State the number of lines below in which the word "placeholder" appears. Nothing else belongs in the answer.

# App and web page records
=-=-=

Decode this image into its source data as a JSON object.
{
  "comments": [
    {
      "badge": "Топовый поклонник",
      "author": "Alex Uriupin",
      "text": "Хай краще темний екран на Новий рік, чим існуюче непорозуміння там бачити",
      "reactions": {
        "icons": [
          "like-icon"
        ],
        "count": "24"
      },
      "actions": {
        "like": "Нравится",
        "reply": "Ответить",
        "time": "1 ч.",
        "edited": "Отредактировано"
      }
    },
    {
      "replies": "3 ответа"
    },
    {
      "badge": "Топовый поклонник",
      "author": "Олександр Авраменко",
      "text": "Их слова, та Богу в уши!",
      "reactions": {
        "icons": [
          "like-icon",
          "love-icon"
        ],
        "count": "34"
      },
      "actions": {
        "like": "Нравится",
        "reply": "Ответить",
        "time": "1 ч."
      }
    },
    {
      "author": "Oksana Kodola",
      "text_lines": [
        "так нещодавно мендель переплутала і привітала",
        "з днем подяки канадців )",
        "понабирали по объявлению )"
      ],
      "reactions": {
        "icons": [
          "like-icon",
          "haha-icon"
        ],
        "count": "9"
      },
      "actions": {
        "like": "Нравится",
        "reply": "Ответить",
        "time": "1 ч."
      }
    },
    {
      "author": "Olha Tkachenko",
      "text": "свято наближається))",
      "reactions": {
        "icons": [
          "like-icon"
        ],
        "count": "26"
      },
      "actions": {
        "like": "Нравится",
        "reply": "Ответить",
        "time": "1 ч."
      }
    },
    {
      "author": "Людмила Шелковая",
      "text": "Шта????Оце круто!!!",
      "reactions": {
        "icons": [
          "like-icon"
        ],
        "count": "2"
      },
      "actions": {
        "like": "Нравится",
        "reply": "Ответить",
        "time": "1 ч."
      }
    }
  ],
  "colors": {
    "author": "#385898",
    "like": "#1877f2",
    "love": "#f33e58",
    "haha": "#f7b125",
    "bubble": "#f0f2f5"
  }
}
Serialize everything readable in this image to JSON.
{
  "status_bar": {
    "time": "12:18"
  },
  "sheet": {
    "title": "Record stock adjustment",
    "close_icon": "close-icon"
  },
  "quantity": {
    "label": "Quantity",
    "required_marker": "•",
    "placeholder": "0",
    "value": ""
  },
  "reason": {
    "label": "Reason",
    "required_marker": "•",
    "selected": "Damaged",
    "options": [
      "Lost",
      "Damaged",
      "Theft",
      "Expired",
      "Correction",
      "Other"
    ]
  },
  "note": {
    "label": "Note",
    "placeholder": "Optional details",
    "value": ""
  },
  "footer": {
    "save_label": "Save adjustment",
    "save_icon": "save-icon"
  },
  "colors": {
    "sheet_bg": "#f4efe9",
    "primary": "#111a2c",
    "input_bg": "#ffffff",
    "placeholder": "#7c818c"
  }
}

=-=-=

# The completed task
3